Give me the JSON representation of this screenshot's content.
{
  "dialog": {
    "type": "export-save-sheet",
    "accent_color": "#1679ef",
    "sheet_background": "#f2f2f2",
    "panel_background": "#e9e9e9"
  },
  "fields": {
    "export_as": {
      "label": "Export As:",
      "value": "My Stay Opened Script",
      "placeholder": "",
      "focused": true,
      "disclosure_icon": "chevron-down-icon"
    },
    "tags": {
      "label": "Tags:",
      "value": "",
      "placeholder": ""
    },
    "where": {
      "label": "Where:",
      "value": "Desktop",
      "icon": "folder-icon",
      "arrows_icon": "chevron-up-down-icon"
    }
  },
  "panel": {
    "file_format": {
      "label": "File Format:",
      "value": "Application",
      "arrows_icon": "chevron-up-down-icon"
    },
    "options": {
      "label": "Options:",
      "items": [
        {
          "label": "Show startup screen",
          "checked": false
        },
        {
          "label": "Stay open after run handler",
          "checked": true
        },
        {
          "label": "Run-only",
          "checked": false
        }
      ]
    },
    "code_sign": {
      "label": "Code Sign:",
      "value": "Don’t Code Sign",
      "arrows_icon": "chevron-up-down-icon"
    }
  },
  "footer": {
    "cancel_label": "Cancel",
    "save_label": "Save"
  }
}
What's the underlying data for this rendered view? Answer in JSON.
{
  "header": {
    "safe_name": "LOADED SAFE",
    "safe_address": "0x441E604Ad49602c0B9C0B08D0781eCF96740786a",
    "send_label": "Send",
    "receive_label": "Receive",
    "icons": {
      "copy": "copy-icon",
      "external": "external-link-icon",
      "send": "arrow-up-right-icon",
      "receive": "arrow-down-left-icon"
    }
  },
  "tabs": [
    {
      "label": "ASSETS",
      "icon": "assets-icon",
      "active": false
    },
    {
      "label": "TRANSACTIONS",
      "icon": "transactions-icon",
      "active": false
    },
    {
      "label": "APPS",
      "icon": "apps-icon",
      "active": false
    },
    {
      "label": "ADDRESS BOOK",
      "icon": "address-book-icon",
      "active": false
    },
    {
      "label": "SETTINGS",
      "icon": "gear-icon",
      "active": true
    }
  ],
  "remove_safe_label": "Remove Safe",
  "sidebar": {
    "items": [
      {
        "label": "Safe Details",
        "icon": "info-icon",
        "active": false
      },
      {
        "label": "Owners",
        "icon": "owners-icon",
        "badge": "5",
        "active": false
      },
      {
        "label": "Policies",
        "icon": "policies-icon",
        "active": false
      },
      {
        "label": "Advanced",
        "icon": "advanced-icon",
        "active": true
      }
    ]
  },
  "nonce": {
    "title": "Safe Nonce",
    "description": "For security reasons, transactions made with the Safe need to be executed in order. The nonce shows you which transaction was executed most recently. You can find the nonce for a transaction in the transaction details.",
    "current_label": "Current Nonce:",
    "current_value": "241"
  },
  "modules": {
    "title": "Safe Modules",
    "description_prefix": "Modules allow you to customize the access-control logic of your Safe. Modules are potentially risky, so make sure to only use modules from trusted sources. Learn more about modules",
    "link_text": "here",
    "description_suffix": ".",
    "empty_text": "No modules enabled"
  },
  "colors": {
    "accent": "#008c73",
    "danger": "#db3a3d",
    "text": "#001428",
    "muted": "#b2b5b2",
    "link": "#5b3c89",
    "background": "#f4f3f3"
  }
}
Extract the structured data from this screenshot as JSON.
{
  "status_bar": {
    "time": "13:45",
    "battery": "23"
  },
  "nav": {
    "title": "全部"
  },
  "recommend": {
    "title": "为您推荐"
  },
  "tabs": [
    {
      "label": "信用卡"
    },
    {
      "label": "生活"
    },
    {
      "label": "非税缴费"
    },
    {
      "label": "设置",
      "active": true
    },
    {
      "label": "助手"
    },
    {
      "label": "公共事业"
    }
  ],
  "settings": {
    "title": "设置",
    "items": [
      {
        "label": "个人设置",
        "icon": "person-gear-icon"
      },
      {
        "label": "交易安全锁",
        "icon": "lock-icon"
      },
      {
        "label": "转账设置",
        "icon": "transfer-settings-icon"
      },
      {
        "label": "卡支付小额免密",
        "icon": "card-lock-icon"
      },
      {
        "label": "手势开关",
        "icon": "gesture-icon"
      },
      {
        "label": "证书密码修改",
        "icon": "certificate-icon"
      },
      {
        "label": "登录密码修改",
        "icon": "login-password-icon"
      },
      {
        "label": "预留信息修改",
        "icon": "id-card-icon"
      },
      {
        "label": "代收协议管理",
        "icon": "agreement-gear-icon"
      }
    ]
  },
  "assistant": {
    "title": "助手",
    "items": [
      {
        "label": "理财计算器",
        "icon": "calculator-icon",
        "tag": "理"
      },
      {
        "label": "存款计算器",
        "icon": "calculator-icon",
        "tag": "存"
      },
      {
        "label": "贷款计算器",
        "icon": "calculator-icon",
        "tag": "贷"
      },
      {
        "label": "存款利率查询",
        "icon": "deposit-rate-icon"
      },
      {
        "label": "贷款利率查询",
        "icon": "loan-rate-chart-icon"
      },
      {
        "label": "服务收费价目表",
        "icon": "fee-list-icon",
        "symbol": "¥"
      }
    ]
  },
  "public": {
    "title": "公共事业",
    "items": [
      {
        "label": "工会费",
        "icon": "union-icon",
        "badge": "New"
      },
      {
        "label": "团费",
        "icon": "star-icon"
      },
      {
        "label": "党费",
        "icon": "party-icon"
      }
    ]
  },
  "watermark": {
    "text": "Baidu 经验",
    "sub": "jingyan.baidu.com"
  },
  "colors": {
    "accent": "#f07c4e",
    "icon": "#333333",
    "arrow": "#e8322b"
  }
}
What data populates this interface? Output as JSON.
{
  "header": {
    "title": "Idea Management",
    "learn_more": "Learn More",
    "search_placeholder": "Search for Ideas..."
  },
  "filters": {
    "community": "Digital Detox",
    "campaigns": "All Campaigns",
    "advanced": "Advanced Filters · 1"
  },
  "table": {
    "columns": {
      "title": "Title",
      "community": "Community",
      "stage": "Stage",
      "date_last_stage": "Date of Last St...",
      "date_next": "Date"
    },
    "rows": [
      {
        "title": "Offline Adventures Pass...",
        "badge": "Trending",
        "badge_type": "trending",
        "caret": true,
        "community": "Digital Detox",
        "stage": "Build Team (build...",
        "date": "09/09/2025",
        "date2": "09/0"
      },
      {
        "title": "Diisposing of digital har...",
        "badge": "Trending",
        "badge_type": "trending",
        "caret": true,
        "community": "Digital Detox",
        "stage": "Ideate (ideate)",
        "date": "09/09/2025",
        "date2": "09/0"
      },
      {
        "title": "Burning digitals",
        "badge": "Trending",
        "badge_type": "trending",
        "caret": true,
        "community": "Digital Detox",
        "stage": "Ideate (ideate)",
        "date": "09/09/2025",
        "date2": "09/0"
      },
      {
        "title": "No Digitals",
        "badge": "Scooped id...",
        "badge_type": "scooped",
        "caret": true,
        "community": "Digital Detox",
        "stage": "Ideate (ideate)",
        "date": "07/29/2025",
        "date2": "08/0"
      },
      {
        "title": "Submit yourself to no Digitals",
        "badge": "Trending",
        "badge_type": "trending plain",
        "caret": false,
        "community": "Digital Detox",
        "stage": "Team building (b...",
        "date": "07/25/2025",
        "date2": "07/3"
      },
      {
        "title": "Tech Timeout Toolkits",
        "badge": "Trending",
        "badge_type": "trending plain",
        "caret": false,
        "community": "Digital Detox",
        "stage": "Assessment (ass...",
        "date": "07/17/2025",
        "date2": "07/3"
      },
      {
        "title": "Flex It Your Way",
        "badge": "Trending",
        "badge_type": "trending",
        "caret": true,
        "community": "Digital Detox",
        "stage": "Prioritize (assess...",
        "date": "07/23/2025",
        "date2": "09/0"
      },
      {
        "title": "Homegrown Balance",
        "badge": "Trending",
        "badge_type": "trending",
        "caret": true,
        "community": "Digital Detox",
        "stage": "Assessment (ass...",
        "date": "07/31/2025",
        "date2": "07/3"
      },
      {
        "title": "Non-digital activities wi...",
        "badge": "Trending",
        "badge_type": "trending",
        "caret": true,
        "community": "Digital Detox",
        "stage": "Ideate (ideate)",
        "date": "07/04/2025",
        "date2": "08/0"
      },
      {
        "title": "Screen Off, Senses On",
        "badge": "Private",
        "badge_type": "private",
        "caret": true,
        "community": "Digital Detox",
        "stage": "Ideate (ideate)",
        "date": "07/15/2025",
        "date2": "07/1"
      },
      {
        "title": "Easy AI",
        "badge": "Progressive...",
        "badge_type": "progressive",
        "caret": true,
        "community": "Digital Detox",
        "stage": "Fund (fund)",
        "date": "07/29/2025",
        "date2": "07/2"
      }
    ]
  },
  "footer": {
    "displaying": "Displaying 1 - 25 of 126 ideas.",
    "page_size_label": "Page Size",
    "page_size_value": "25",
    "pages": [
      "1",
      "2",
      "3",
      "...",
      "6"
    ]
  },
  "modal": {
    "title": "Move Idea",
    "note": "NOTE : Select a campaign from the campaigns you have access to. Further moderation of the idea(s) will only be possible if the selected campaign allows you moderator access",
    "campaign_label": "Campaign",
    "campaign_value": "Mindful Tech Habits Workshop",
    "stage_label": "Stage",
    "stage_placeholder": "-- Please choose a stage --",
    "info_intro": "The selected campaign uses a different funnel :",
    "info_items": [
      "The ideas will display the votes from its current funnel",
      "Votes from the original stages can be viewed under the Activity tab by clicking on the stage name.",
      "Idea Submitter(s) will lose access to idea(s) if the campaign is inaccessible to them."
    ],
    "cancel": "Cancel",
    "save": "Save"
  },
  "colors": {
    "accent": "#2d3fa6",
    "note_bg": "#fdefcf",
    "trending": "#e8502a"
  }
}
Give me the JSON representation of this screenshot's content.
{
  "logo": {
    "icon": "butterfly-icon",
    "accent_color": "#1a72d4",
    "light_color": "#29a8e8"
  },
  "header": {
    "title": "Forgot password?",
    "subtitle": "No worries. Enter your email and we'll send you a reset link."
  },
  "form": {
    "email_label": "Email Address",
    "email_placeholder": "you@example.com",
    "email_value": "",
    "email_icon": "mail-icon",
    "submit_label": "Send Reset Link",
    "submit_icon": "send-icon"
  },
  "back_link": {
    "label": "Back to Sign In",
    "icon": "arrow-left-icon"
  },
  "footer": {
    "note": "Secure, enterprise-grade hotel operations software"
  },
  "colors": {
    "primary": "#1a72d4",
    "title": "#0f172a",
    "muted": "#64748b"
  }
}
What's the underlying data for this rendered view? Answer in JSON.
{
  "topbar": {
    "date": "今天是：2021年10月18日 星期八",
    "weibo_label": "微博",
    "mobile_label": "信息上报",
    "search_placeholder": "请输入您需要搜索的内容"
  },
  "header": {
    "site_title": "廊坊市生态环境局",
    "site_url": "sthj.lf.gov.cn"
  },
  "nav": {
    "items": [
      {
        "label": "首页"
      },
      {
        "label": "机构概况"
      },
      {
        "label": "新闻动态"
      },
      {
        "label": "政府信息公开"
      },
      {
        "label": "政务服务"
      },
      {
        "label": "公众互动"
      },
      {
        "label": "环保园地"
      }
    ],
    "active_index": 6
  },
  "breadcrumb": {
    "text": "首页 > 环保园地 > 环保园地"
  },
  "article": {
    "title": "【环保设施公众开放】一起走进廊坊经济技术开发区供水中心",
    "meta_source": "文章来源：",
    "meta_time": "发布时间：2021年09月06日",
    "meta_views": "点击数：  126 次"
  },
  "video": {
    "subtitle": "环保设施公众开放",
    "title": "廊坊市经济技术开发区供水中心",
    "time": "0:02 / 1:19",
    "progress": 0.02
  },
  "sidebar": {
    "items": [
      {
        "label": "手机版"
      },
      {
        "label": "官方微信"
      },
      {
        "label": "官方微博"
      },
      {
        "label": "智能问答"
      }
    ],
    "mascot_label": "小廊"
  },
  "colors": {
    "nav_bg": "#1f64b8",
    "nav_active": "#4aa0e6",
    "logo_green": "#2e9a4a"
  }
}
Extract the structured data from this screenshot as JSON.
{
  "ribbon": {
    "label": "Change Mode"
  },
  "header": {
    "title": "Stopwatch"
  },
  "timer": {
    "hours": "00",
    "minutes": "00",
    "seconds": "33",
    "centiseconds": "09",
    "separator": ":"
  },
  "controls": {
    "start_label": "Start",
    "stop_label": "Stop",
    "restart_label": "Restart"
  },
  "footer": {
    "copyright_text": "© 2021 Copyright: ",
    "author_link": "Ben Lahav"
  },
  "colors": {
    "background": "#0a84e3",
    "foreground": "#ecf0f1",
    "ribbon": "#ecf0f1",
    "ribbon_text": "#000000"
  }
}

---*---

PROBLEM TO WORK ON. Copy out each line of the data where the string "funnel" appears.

WRITTEN RESPONSE.
    "info_intro": "The selected campaign uses a different funnel :",
      "The ideas will display the votes from its current funnel",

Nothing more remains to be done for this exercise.